Influenza vaccination protects individuals against infection, reduces absenteeism at work and missed days of school. The 2004-2005 flu season saw a substantial reduction in influenza vaccination rates due to a shortage in the supply of the influenza vaccine. Due to failure of a Chiron production plant, compared to previous years, there was approximately a 31 million-dose shortage of the influenza vaccine and vaccination rates in the country dropped by nearly 25%. In this proposal we aim to take advantage of this natural experiment to estimate the effect of this reduction in vaccination supply on a variety of outcomes including health care utilization, mortality, work productivity and school absenteeism. Specifically, we take advantage of the fact that states that ordered vaccinations specifically from Chiron were more likely to experience a vaccine shortage than states that did not order their vaccinations from Chiron. Calculations of state level vaccination rates from the Behavioral Risk Factor Social Survey data indicate substantial cross-state variation in reductions in vaccination rates due to the shortage, with some states experiencing nearly a 40% reduction in vaccination rates while other states experienced little to no reduction. In the analyses, using unique data from the CDC on state vaccination orders specifically to Chiron, we first instrument for the reduction in state vaccination rates in the 2004-2005 flu season. We then estimate the impact of this reduction on state level measures of health care utilization, influenza mortality, work productivity and school attendance. Compared to previous work in this area, our study promises to provide comprehensive estimates of the effects of the vaccination on these outcomes since we are able to capture these outcomes for both vaccinated and unvaccinated individuals in these states. A more comprehensive accounting of the benefits of vaccination has the potential to affect policy maker decision making with respect to the utilization of the influenza vaccination to increase population health.
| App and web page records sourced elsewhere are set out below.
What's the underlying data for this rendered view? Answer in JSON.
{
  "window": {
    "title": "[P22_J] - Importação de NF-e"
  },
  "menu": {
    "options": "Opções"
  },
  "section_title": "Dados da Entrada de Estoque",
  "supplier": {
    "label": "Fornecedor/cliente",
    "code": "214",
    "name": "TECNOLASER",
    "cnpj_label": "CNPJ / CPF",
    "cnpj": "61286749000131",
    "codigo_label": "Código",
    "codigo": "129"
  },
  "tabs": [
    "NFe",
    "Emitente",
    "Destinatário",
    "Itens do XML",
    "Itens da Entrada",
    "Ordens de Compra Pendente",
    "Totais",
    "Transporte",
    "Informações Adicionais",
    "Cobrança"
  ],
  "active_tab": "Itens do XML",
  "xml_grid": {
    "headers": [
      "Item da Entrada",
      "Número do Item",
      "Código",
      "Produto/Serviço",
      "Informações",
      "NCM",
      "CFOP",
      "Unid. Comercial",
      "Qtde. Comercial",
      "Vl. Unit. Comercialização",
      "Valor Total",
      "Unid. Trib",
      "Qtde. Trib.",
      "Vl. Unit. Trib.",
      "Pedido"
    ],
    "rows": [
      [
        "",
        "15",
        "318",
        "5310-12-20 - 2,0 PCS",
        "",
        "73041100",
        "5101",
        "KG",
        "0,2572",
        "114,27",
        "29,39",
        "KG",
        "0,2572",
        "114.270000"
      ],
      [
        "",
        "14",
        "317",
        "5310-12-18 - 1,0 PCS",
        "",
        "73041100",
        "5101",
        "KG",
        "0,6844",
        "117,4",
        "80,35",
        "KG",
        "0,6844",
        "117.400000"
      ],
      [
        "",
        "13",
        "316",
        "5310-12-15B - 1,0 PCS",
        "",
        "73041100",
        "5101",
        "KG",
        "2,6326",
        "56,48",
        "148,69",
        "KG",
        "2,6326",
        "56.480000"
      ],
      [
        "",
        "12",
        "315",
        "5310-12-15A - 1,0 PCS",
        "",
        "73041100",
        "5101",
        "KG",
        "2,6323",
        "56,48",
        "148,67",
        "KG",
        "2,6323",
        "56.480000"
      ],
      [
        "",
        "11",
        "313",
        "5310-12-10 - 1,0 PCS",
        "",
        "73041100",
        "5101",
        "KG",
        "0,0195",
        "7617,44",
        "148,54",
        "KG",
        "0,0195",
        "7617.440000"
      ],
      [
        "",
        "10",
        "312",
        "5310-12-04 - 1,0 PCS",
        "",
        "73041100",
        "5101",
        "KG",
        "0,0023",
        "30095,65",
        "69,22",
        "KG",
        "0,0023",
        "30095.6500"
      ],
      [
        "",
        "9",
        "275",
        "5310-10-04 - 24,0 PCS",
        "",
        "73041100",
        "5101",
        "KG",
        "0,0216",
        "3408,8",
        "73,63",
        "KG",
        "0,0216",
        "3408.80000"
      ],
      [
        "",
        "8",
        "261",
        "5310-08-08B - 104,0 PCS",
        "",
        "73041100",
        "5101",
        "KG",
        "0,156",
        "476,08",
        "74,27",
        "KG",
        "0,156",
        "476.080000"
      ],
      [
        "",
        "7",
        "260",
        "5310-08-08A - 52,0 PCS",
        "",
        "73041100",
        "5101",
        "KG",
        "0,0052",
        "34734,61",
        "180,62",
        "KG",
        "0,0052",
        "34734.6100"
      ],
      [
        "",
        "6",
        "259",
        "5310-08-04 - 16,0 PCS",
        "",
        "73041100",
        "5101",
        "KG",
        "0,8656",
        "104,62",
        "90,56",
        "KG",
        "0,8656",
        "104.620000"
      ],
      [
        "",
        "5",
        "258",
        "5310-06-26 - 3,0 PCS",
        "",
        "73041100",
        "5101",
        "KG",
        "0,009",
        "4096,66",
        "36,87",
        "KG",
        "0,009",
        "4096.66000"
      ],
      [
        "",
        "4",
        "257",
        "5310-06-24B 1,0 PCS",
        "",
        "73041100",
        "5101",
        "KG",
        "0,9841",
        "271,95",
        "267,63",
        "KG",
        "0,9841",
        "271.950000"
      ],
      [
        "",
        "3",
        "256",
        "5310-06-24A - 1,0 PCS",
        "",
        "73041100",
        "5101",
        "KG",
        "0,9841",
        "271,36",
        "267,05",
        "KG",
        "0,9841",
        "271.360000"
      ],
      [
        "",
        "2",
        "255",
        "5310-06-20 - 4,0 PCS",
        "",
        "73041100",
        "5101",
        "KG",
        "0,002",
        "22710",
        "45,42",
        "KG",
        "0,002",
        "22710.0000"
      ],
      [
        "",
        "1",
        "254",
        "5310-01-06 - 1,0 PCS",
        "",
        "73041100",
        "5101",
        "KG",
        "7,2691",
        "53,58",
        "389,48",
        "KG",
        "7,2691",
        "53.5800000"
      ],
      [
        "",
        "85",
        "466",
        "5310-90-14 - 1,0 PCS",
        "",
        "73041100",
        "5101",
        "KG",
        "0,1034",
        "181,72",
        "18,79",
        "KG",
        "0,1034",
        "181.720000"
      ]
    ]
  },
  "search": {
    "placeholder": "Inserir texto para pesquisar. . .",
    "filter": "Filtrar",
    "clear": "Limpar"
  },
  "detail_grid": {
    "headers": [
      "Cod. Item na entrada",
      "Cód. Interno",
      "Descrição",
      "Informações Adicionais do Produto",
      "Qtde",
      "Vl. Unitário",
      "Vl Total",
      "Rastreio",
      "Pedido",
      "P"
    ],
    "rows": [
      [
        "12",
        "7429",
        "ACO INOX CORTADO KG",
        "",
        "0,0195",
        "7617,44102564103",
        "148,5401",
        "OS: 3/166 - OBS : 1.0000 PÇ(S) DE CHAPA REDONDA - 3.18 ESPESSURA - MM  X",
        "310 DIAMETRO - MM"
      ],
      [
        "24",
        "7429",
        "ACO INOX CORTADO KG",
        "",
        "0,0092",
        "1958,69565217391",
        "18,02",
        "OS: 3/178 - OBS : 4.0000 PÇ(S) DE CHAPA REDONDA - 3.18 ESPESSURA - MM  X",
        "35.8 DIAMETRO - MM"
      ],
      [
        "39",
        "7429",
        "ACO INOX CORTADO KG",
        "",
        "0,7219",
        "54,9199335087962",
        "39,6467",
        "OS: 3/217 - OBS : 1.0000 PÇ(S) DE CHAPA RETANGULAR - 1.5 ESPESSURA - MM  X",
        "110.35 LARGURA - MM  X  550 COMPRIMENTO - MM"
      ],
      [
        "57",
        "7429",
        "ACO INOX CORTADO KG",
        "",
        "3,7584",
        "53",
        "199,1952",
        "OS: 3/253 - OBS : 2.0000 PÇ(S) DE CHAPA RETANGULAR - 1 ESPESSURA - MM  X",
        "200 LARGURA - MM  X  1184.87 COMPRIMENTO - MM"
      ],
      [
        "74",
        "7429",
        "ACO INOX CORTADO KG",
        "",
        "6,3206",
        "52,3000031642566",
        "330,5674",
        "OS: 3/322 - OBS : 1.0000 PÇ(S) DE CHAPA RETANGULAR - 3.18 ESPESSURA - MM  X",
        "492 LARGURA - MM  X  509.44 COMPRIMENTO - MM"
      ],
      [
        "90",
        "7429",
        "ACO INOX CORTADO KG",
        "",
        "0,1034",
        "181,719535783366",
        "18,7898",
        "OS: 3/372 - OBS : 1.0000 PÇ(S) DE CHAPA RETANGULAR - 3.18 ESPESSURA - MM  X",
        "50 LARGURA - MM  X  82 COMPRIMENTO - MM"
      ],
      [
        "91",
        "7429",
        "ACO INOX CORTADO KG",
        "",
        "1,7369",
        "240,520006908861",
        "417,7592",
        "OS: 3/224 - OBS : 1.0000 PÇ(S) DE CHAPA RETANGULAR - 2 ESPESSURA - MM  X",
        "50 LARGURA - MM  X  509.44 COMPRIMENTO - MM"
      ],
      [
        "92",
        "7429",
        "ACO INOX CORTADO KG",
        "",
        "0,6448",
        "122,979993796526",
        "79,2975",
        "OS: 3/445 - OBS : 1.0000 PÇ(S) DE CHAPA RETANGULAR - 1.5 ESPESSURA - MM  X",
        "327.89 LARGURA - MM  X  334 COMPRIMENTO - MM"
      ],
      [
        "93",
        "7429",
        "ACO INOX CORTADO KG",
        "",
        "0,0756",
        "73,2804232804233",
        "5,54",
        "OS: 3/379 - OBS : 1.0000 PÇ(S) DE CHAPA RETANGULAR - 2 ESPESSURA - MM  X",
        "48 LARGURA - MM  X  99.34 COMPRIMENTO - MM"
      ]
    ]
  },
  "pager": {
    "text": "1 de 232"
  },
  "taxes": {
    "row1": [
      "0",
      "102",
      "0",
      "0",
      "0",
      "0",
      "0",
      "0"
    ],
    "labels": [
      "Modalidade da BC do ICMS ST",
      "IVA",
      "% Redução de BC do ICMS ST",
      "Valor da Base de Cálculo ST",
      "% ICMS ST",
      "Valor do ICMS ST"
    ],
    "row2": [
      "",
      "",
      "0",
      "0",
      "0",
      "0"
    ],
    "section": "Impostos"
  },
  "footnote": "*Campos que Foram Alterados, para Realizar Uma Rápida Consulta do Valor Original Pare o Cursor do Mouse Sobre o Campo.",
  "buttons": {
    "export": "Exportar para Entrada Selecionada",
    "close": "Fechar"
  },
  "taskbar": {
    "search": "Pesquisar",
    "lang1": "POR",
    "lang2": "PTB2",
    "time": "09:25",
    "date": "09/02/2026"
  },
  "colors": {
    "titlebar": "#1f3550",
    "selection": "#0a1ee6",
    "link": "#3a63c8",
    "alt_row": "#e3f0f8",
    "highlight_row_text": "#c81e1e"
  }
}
The 2004-2005 influenza vaccine shortage leads to substantial declines in influenza vaccination rates. We propose to estimate the effect of this supply shock on health care utilization, health outcomes, work productivity and school attendance. Our proposed analyses will capture the impact of increasing vaccination rates on both the vaccinated and unvaccinated populations.